Serial communications also played a key role in either the monitoring and/or control of other advanced HVAC systems. Some application examples include:
• The HVAC system is designed such that the chiller will make ice (thermal storage) during off-peak summer hours to take advantage of low utility rates.
• The automation system optimizes the chiller by monitoring the building’s energy meter, trending performance, outside air temperature, water temperature, ice levels, etc.
• The warm chiller condenser water can be used for variable air volume (VAV) reheat, instead of simply going out to the cooling tower. This nearly eliminates the need for boilers in the summer.
• The two boilers talk to each other via serial communications, determining the most efficient operating point.
• The four fan FANWALL unit has a single VFD per fan motor. Via serial communications, the unit’s PLC starts and stops the individual fans as required, to operate at the most efficient operating point.
• Demand-controlled ventilation that monitors the buildings indoor air quality (CO2 level) and appropriately controls the amount of outside air brought into the building.
• The chilled, condenser, and hot water systems are all designed as N+1 systems. Two VFDs and two pumps are used, instead of a single VFD and pump. If a VFD, motor, or pump were ever to fail, the BAS would seamlessly switch over to the back-up system.
Since 2007, LonMark International has recognized products, companies, projects and individuals that have demonstrated superior levels of expertise with open control networking technology based upon the ISO/IEC 14908 standards. Here are two winners from 2013. Winning projects from 2014 will be announced during the 2015 AHR Expo in Chicago, Jan. 26-28, 2015. lonmark.org
LonMark Multi-Vendor Project of the Year (Large Campus Integration Category)
One of the most ambitious residential projects in Spain is the Altos del Hipódromo neighborhood in which all 48 homes and private social club are automated, monitored, and centrally and remotely controlled.
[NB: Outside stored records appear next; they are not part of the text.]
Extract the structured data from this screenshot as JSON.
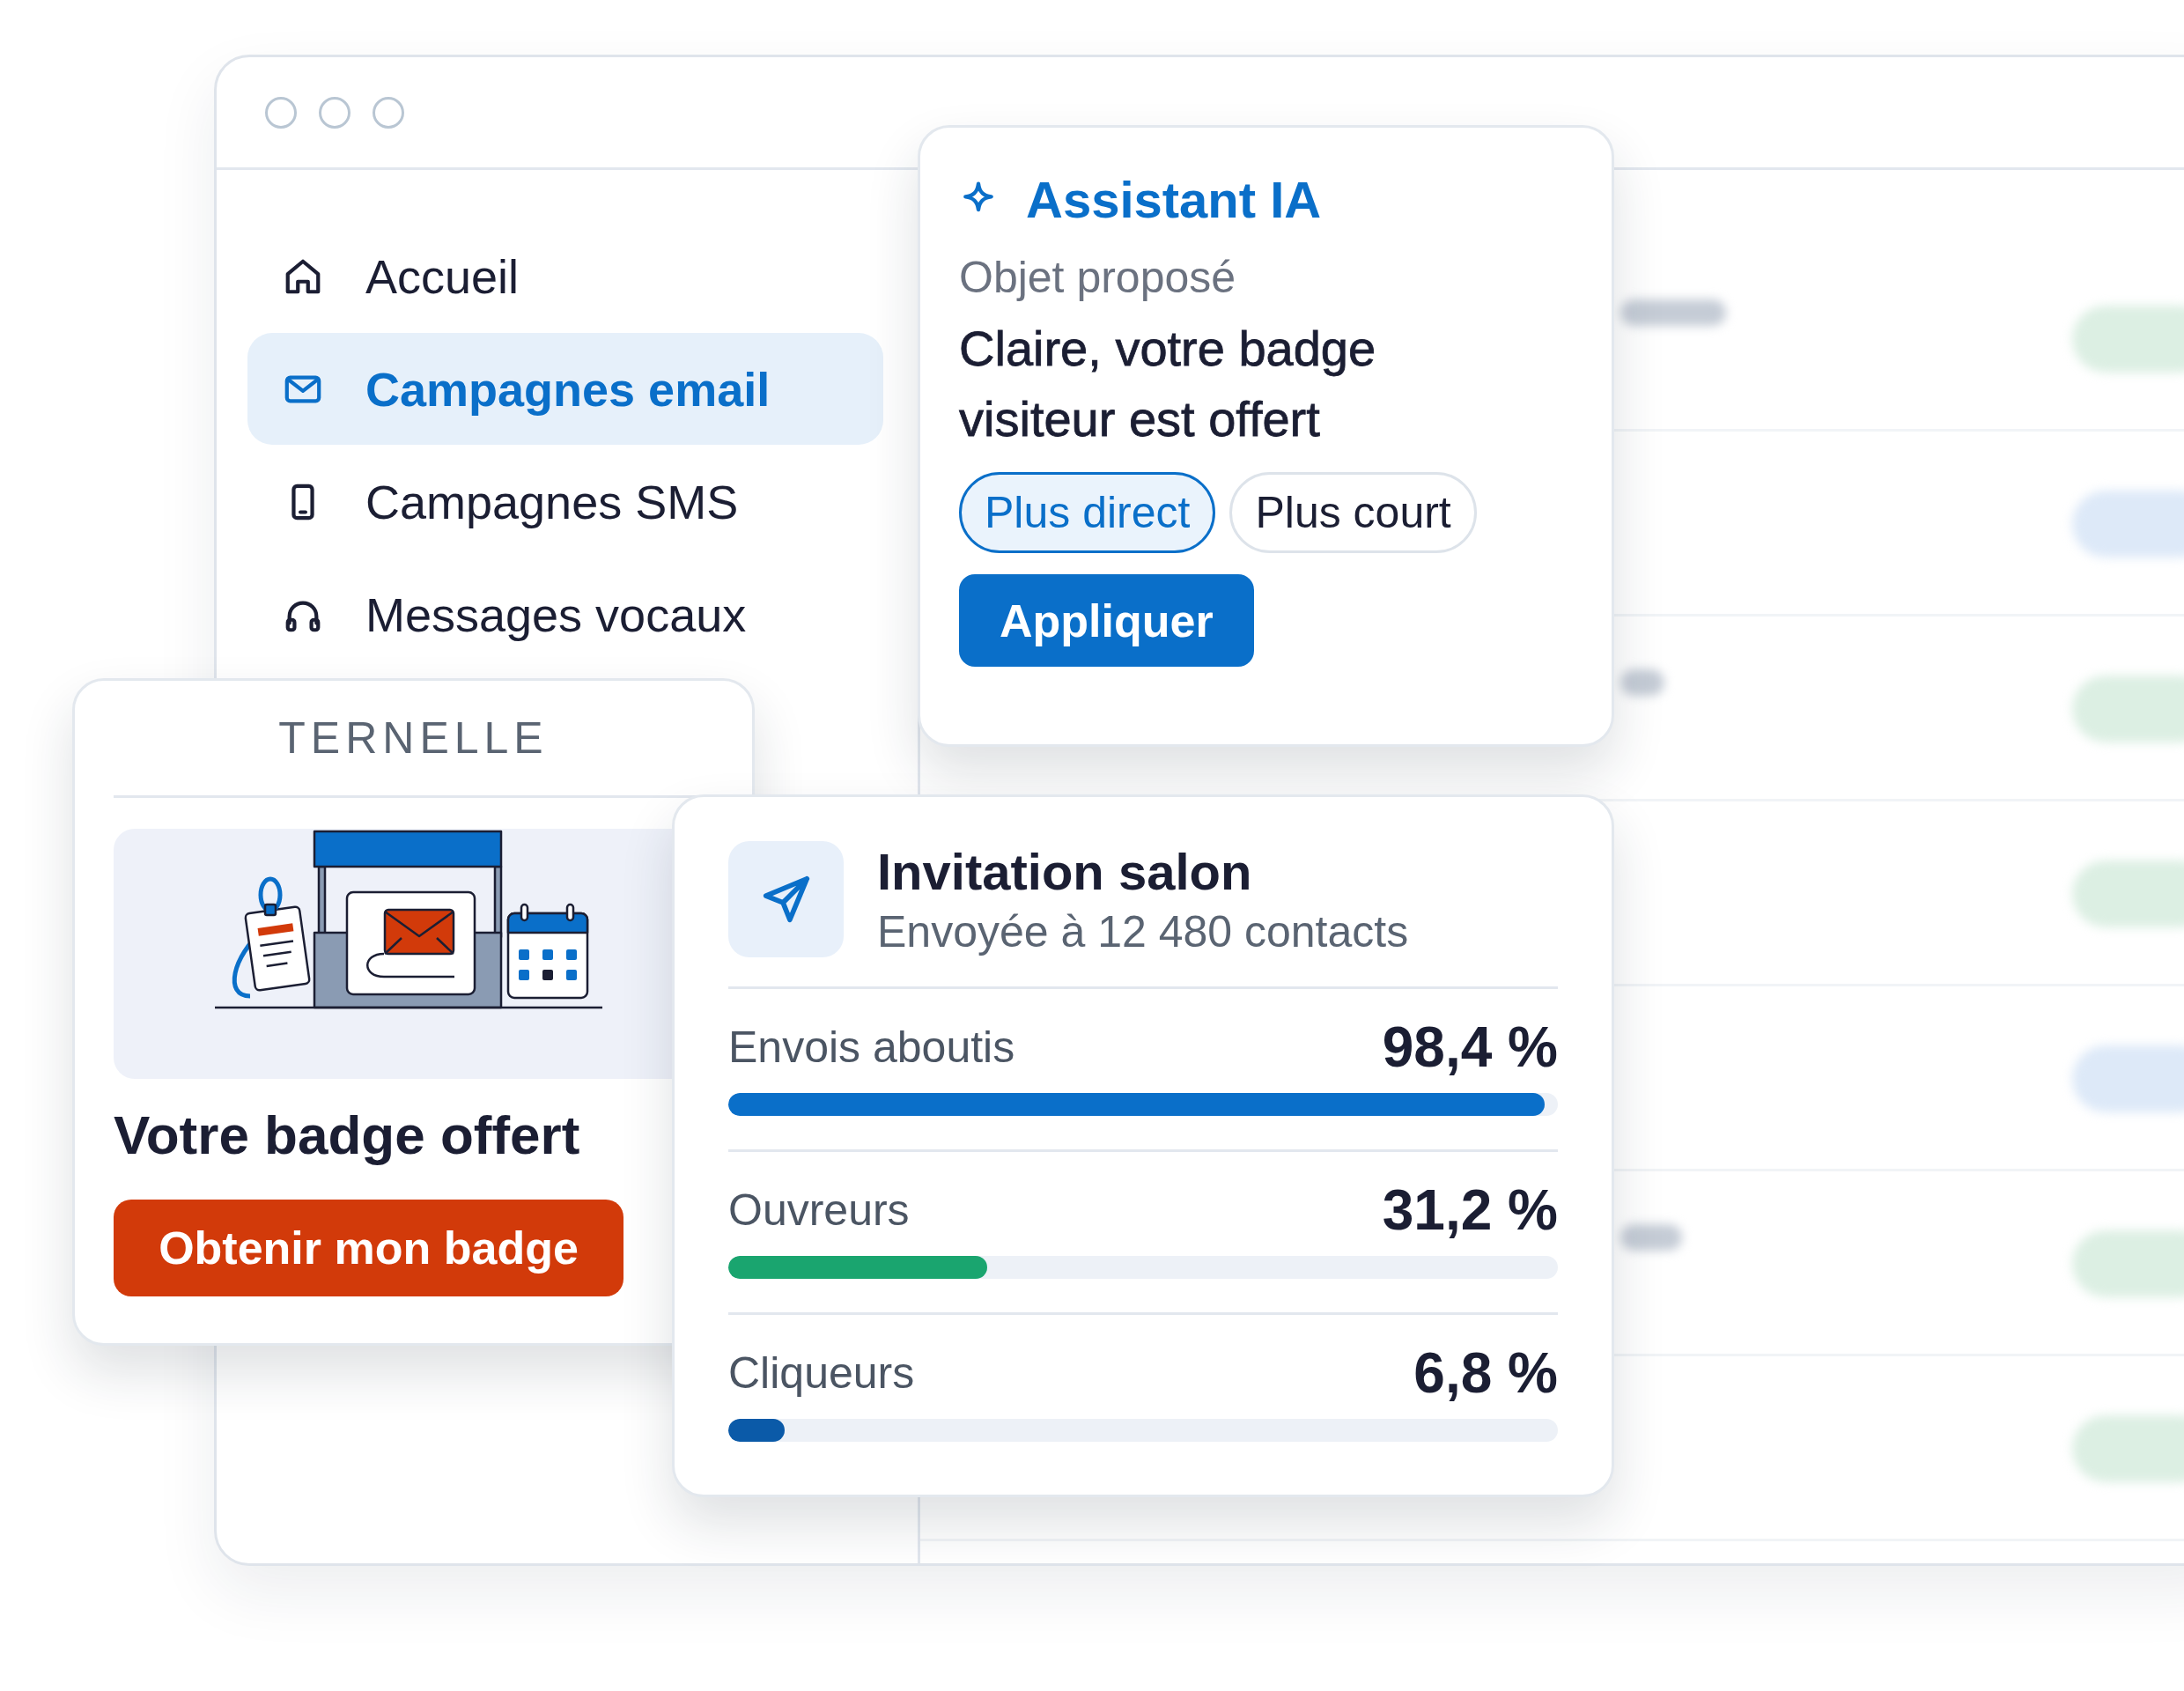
{
  "sidebar": {
    "items": [
      {
        "kind": "home",
        "label": "Accueil",
        "selected": false
      },
      {
        "kind": "mail",
        "label": "Campagnes email",
        "selected": true
      },
      {
        "kind": "phone",
        "label": "Campagnes SMS",
        "selected": false
      },
      {
        "kind": "headphones",
        "label": "Messages vocaux",
        "selected": false
      }
    ]
  },
  "ai_assistant": {
    "title": "Assistant IA",
    "label": "Objet proposé",
    "subject": "Claire, votre badge visiteur est offert",
    "chips": [
      {
        "label": "Plus direct",
        "selected": true
      },
      {
        "label": "Plus court",
        "selected": false
      }
    ],
    "button": "Appliquer"
  },
  "promo": {
    "brand": "TERNELLE",
    "title": "Votre badge offert",
    "button": "Obtenir mon badge"
  },
  "campaign": {
    "title": "Invitation salon",
    "subtitle": "Envoyée à 12 480 contacts",
    "metrics": [
      {
        "label": "Envois aboutis",
        "value": "98,4 %",
        "level": 0.984,
        "color": "#0a6fc9"
      },
      {
        "label": "Ouvreurs",
        "value": "31,2 %",
        "level": 0.312,
        "color": "#1aa56f"
      },
      {
        "label": "Cliqueurs",
        "value": "6,8 %",
        "level": 0.068,
        "color": "#0b5aa8"
      }
    ]
  }
}
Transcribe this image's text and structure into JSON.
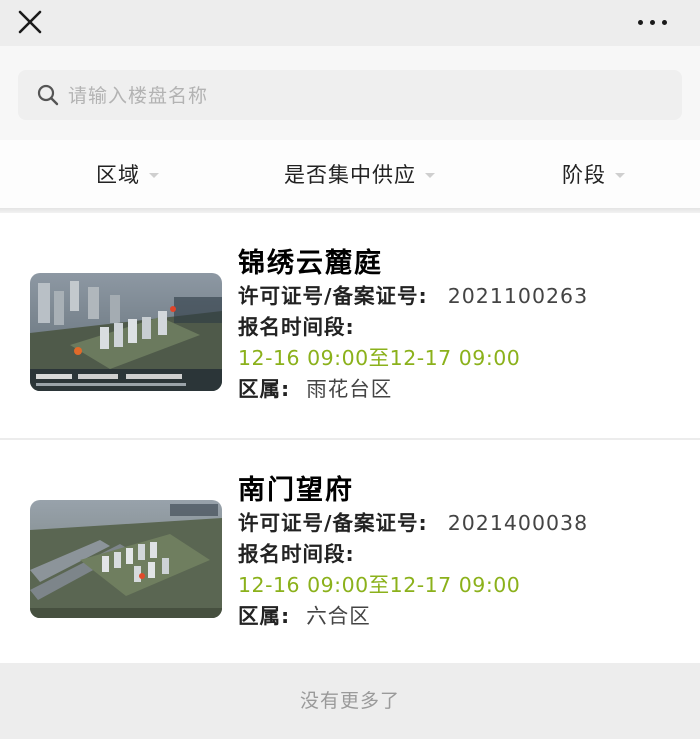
{
  "search": {
    "placeholder": "请输入楼盘名称"
  },
  "filters": [
    {
      "label": "区域"
    },
    {
      "label": "是否集中供应"
    },
    {
      "label": "阶段"
    }
  ],
  "field_labels": {
    "license": "许可证号/备案证号:",
    "signup_period": "报名时间段:",
    "district": "区属:"
  },
  "projects": [
    {
      "name": "锦绣云麓庭",
      "license_no": "2021100263",
      "signup_time": "12-16 09:00至12-17 09:00",
      "district": "雨花台区"
    },
    {
      "name": "南门望府",
      "license_no": "2021400038",
      "signup_time": "12-16 09:00至12-17 09:00",
      "district": "六合区"
    }
  ],
  "footer": {
    "text": "没有更多了"
  },
  "colors": {
    "accent_time": "#8bb11b",
    "background": "#ededed"
  },
  "icons": {
    "close": "close-icon",
    "more": "more-icon",
    "search": "search-icon"
  }
}
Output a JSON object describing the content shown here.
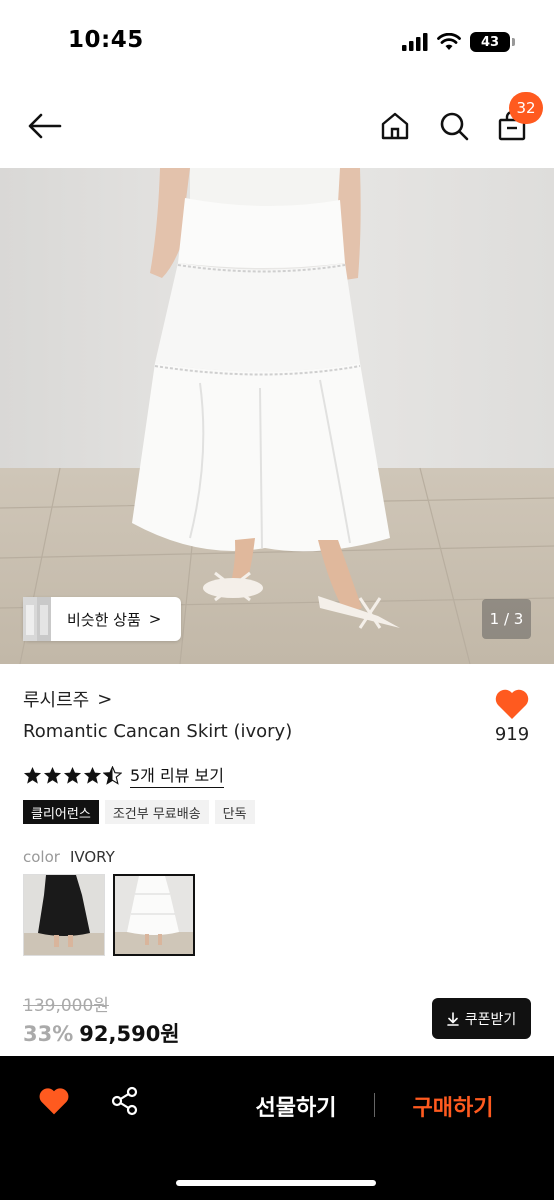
{
  "status_bar": {
    "time": "10:45",
    "battery": "43"
  },
  "header": {
    "cart_count": "32"
  },
  "image": {
    "counter": "1 / 3",
    "similar_label": "비슷한 상품",
    "similar_arrow": ">"
  },
  "product": {
    "brand": "루시르주",
    "brand_arrow": ">",
    "title": "Romantic Cancan Skirt (ivory)",
    "wish_count": "919",
    "rating": 4.5,
    "review_link": "5개 리뷰 보기",
    "tags": [
      "클리어런스",
      "조건부 무료배송",
      "단독"
    ],
    "color_label": "color",
    "color_value": "IVORY",
    "original_price": "139,000원",
    "discount": "33%",
    "sale_price": "92,590원",
    "coupon_label": "쿠폰받기"
  },
  "bottom_bar": {
    "gift_label": "선물하기",
    "buy_label": "구매하기"
  },
  "colors": {
    "accent": "#ff5a1f",
    "dark": "#111111"
  }
}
ISDE Company of Madrid, Spain —
a LonWorks–focused pioneer of home and building automation and street lighting — took the challenge of integrating hundreds of devices for the upscale neighborhood while keeping the cost at a minimum.
The integration and automation of the Altos del Hipódromo neighborhood brings up to 20% savings in energy consumption (lighting dimming, motion sensors, etc.) and up to 25% in reduced maintenance cost, thanks to the Smart Servers, which makes remote management possible.
More than 2,000 controllers are installed throughout the property. Inside each home, residents can intuitively manage their environments (i.e., heated floors, HVAC, access control) via a touchscreen keypad and from a touchscreen table.
LonMarkMulti-Vendor Project of the Year (Small, Repeatable Solution Category)
As the biggest “Internet of Things” intelligent street lighting solution” provider, Guangdong Rongwen retrofitted the street lighting system of the district of Guancheng in Dongguan, China. This project is part of a larger initiative that’s creating an intelligent, efficient and low-carbon city management solution. Leading the upgrade, the Dongguan Guancheng Utility Service Center was tasked with replacing nearly 12,500 street and alley lights (portion of project shown at left), while integrating an intelligent control system that communicates with the greater city management system. With the assistance of Rongwen, the Utility Service Center will apply the “Internet of Things” model—where all hardware, software and services are identified, integrated and efficiently managed—to modernize a community that will realize energy savings of up to 70% while increasing public safety and security.
Read about more winners at Lonmark International's "Best of 2013" Awards.